SAN DIEGO - A senior US Navy officer was sentenced to 18 months in prison, and another censured for their roles in a huge corruption scandal linked to a Singapore-based defence contractor known as "Fat Leonard" Francis.
The scandal that goes back to at least 2007 cost the United States government about US$35 million (S$47 million), and is the biggest in the history of the US Navy.
Navy commander Bobby Pitts, 48, who was in charge of the Fleet Industrial Supply Command in Singapore, was sentenced last Friday to 18 months in prison, according to a statement from the Office of the US Attorney for the Southern District of California.
Former Rear Admiral Kenneth Norton was given a letter of censure by the Secretary of the Navy for his role in the case.
Leonard Glenn "Fat Leonard" Francis was arrested by federal agents in 2013 in a sting operation in San Diego and has pleaded guilty to bribing scores of US Navy officials. His Singapore-based company Glenn Defence Marine Asia (GDMA) provided services to US Navy ships including fuel and tugboats at Asian ports.
The Washington Post reported last month that corruption investigation into the so-called "Fat Leonard" case has expanded to include more than 60 admirals and hundreds of other Navy officers.
Previous media reports said at least 20 Navy personnel had been indicted, after being accused of taking bribes from Francis, a Malaysian businessman, in the form of lavish gifts, prostitutes and luxury hotel stays, suckling pigs and Cuban cigars.
Francis traded gifts for classified info
The man known as Fat Leonard is Penang-born Leonard Glenn Francis, whose Singapore-based company is named Glenn Defence Marine Asia (GDMA).
GDMA provided ship handling services - coordinating, scheduling and procuring items or services for vessels directed to ports in places such as Japan, Hong Kong, Malaysia and the Philippines.
From meals of suckling pig and the services of prostitutes to cash gifts and designer furniture, Francis showered US Navy officers and civilian contractors with lavish bribes for almost a decade, according to court papers.
In return, Francis, who is believed to be 49 years old, received classified information and opportunities to overbill the US Navy. The US Navy was cheated of close to US$35 million (S$47 million).

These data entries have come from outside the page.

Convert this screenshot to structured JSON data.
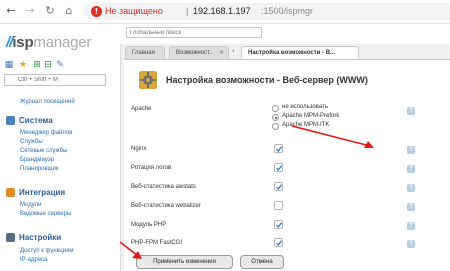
{
  "browser": {
    "insecure_label": "Не защищено",
    "url_separator": "|",
    "url_host": "192.168.1.197",
    "url_path": ":1500/ispmgr"
  },
  "header": {
    "logo_mark": "//",
    "logo_isp": "isp",
    "logo_manager": "manager",
    "global_search_placeholder": "Глобальный поиск"
  },
  "sidebar": {
    "menu_search_placeholder": "Ctrl + Shift + M",
    "top_items": [
      {
        "label": "Журнал посещений"
      }
    ],
    "sections": [
      {
        "title": "Система",
        "items": [
          {
            "label": "Менеджер файлов"
          },
          {
            "label": "Службы"
          },
          {
            "label": "Сетевые службы"
          },
          {
            "label": "Брандмауэр"
          },
          {
            "label": "Планировщик"
          }
        ]
      },
      {
        "title": "Интеграция",
        "items": [
          {
            "label": "Модули"
          },
          {
            "label": "Ведомые серверы"
          }
        ]
      },
      {
        "title": "Настройки",
        "items": [
          {
            "label": "Доступ к функциям"
          },
          {
            "label": "IP-адреса"
          }
        ]
      }
    ]
  },
  "tabs": [
    {
      "label": "Главная"
    },
    {
      "label": "Возможност..",
      "close": "×"
    },
    {
      "label": "Настройка возможности - В..."
    }
  ],
  "panel": {
    "title": "Настройка возможности - Веб-сервер (WWW)",
    "help": "?",
    "apache": {
      "label": "Apache",
      "options": [
        {
          "label": "не использовать",
          "selected": false
        },
        {
          "label": "Apache MPM-Prefork",
          "selected": true
        },
        {
          "label": "Apache MPM-ITK",
          "selected": false
        }
      ]
    },
    "rows": [
      {
        "label": "Nginx",
        "checked": true
      },
      {
        "label": "Ротация логов",
        "checked": true
      },
      {
        "label": "Веб-статистика awstats",
        "checked": true
      },
      {
        "label": "Веб-статистика webalizer",
        "checked": false
      },
      {
        "label": "Модуль PHP",
        "checked": true
      },
      {
        "label": "PHP-FPM FastCGI",
        "checked": true
      }
    ],
    "apply_label": "Применить изменения",
    "cancel_label": "Отмена"
  },
  "colors": {
    "link": "#2a6fb0",
    "section_title": "#2a5f9a",
    "annotation_arrow": "#e01b1b",
    "insecure": "#d93025",
    "check": "#2f7fd0"
  }
}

Singapore was where some of the perks were exercised - Francis' targets were wooed with plane tickets here, hotel stays and paid expenses, according to court papers.
He lived in a 28,000 sq ft bungalow in Nassim Road, one of Singapore's most expensive addresses. Francis, who pleaded guilty in 2013, is now awaiting sentencing in the US.

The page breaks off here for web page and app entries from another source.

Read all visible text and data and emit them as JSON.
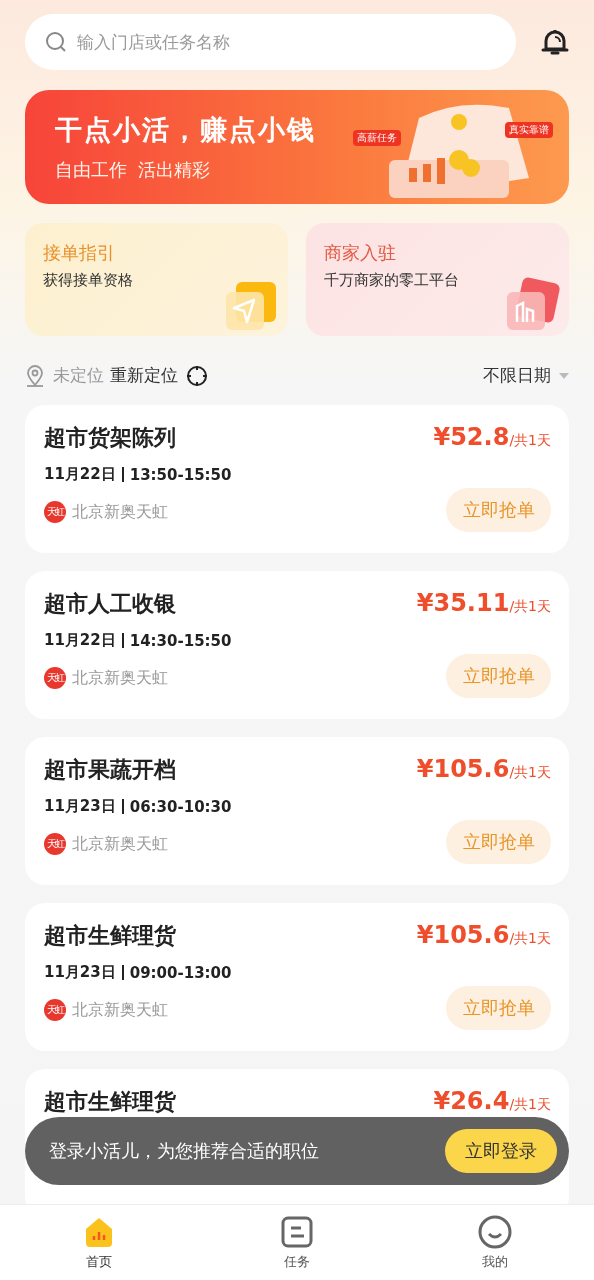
{
  "search": {
    "placeholder": "输入门店或任务名称"
  },
  "banner": {
    "title": "干点小活，赚点小钱",
    "subtitle": "自由工作  活出精彩",
    "tags": [
      "高薪任务",
      "真实靠谱"
    ]
  },
  "entries": [
    {
      "kind": "guide",
      "title": "接单指引",
      "subtitle": "获得接单资格"
    },
    {
      "kind": "merchant",
      "title": "商家入驻",
      "subtitle": "千万商家的零工平台"
    }
  ],
  "location": {
    "status": "未定位",
    "action": "重新定位",
    "date_filter": "不限日期"
  },
  "jobs": [
    {
      "title": "超市货架陈列",
      "price": "¥52.8",
      "unit": "/共1天",
      "date": "11月22日",
      "time": "13:50-15:50",
      "logo": "天虹",
      "store": "北京新奥天虹",
      "button": "立即抢单"
    },
    {
      "title": "超市人工收银",
      "price": "¥35.11",
      "unit": "/共1天",
      "date": "11月22日",
      "time": "14:30-15:50",
      "logo": "天虹",
      "store": "北京新奥天虹",
      "button": "立即抢单"
    },
    {
      "title": "超市果蔬开档",
      "price": "¥105.6",
      "unit": "/共1天",
      "date": "11月23日",
      "time": "06:30-10:30",
      "logo": "天虹",
      "store": "北京新奥天虹",
      "button": "立即抢单"
    },
    {
      "title": "超市生鲜理货",
      "price": "¥105.6",
      "unit": "/共1天",
      "date": "11月23日",
      "time": "09:00-13:00",
      "logo": "天虹",
      "store": "北京新奥天虹",
      "button": "立即抢单"
    },
    {
      "title": "超市生鲜理货",
      "price": "¥26.4",
      "unit": "/共1天"
    }
  ],
  "toast": {
    "message": "登录小活儿，为您推荐合适的职位",
    "button": "立即登录"
  },
  "tabs": [
    {
      "kind": "home",
      "label": "首页",
      "selected": true
    },
    {
      "kind": "tasks",
      "label": "任务",
      "selected": false
    },
    {
      "kind": "me",
      "label": "我的",
      "selected": false
    }
  ]
}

The corruption scandal, which has engulfed the US Navy over the past four years, has only deepened as more details emerge.
The Navy said it has tightened oversight of its contracting process, following the scandal.
Pitts had pleaded guilty in 2015 to bribery and fraud charges, and that he tried to block the probe.
US District Judge Janis Sammartino told Pitts he had "betrayed the Navy and betrayed the country".
"Pitts deliberately and methodically undermined government operations and in doing so, diverted his allegiance from his country and colleagues to a foreign defence contractor, and for that, he is paying a high price," said US Attorney Adam Braverman.
Pitts was also ordered by the court to pay US$22,500 in fines and restitution.
Meanwhile, former Rear Admiral Norton, who retired from the Navy in 2014, "was found to have repeatedly and improperly accepted gifts from GDMA", according to a statement from Secretary of the Navy Richard Spencer.
"I decided that Rear Admiral (Retired) Norton's conduct reflected improper personal behaviour and set a wholly unethical tone of leadership.
Censure was both necessary and appropriate," said Captain Spencer in a statement, as quoted on the US Naval Institute website.
Rear Admiral (Ret) Norton was commander of the Japan-based aircraft carrier USS Ronald Reagan during the 2008-2010 period.
Captain Spencer said a review of what the admiral did "concluded that he intentionally disregarded the ethical standards long established for the naval service and brought ill-repute and disgrace upon the US Navy".